Definition of indecorum in English:

indecorum

noun

  • Failure to conform to good taste, propriety, or etiquette.

    • ‘An act of public indecorum is also a breach of the peace.’
    • ‘They who compare old accounts with what is now to be seen, will agree that he who looks, at the present day, into the dull, dark and simmering waters, can have no conception of the jollity, frolic, riot, dissipation, and indecorum, which once reigned there.’
    • ‘Because Elizabeth has so recently been made aware by Darcy of the effects of her sister's indecorum, she argues strongly that the family should not allow another breach of decorum that could harm the girls' chances of finding a suitable husband.’
    • ‘Although many of his close associates were censored for indecorum in their religious writings, Titian's paintings were never so criticized, but rather lauded and imitated.’
    • ‘Being one who still remembers Detroit walking off after losing and being poor sportsmen, and recognizing that they were different players then, I've never forgotten that act of indecorum.’
    impropriety, unseemliness, unbecomingness, indignity, immodesty, indecency, indelicacy, indiscretion, immorality, shamelessness
    inappropriateness, incorrectness, unsuitability, inaptness, inappositeness, undesirability, unacceptability, impoliteness, discourtesy, bad taste, ill breeding, bad manners
    improperness
    View synonyms

Origin
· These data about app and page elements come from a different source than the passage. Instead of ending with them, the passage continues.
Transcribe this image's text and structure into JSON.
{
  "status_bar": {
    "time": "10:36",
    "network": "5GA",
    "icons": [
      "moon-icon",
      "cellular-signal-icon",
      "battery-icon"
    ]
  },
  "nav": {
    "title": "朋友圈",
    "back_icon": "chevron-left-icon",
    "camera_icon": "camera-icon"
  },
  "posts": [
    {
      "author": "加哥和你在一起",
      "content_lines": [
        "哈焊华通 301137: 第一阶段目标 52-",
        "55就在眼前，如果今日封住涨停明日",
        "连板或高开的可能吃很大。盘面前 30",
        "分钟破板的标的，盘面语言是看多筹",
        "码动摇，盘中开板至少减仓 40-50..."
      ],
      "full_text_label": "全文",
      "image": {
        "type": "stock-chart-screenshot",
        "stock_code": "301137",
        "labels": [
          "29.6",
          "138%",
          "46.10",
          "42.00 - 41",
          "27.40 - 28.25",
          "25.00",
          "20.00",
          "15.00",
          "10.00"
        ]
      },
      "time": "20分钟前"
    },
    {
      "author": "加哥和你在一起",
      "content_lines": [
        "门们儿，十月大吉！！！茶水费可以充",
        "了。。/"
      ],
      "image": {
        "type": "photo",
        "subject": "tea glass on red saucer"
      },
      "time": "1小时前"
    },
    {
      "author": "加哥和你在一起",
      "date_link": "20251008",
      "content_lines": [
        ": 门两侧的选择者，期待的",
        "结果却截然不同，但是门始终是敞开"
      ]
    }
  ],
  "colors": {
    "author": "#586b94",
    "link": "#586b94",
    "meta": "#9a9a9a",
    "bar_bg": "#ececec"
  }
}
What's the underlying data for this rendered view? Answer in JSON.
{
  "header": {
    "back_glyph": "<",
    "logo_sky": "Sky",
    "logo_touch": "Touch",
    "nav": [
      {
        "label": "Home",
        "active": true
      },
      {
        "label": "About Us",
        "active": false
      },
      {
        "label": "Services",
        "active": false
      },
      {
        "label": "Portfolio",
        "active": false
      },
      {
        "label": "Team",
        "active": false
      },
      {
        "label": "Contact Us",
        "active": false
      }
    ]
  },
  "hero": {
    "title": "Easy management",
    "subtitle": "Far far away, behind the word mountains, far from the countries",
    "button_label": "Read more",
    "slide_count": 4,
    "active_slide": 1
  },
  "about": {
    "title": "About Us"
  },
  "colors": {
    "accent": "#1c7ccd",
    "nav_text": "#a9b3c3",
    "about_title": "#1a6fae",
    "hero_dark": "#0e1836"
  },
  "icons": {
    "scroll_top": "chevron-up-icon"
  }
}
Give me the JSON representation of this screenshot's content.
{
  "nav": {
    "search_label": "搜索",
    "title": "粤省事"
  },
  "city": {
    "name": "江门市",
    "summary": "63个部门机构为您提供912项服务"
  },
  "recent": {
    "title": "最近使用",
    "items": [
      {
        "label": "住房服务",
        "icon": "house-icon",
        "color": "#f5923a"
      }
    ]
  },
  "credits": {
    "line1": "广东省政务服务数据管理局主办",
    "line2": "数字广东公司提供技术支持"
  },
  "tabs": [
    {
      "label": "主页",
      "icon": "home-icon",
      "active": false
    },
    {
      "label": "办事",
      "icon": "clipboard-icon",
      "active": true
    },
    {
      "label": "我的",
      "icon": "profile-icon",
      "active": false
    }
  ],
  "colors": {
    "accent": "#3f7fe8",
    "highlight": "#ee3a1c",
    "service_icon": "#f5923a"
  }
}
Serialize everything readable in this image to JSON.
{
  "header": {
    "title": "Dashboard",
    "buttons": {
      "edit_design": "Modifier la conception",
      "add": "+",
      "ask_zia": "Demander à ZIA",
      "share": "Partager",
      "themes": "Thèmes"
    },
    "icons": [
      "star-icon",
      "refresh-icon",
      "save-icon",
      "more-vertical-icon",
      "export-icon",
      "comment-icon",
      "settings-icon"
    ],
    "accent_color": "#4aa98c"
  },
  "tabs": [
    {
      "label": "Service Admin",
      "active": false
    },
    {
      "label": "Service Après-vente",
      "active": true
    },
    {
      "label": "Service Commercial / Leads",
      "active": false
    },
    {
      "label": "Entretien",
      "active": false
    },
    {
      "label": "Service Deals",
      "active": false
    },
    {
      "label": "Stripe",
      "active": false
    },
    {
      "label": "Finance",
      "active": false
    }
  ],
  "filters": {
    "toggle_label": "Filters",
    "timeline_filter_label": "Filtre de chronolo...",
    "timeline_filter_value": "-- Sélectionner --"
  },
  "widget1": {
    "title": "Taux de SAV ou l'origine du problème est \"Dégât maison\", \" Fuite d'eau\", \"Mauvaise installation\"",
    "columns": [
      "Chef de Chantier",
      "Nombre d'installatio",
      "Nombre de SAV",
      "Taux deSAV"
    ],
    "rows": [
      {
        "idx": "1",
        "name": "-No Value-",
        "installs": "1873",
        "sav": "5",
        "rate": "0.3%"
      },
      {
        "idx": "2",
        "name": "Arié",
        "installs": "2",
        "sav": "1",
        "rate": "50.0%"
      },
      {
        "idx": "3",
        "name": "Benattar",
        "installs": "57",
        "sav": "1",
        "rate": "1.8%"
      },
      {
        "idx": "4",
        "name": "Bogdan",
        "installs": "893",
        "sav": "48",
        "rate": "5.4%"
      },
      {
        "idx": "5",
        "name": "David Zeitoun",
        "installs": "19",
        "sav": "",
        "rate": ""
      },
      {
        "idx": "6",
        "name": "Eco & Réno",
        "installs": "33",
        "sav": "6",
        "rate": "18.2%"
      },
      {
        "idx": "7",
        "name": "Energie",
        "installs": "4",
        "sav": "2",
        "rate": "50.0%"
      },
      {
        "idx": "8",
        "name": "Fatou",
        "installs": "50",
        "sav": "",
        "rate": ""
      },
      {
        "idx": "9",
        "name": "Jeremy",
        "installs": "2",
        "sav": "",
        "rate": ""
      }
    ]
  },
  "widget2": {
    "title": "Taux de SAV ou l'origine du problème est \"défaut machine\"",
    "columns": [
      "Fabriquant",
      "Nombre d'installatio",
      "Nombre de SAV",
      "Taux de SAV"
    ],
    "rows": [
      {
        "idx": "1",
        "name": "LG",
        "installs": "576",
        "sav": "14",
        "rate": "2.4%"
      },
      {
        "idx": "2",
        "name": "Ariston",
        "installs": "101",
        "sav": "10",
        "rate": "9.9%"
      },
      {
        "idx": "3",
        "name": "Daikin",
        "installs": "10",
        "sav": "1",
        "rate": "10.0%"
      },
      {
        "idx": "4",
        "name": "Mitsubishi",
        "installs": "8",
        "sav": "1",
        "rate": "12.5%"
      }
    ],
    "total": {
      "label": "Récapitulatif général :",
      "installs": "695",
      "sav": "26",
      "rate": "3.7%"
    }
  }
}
Late 16th century (denoting an indecorous act): from Latin, neuter of indecorus not seemly.

Pronunciation:

indecorum

/ˌindəˈkôrəm/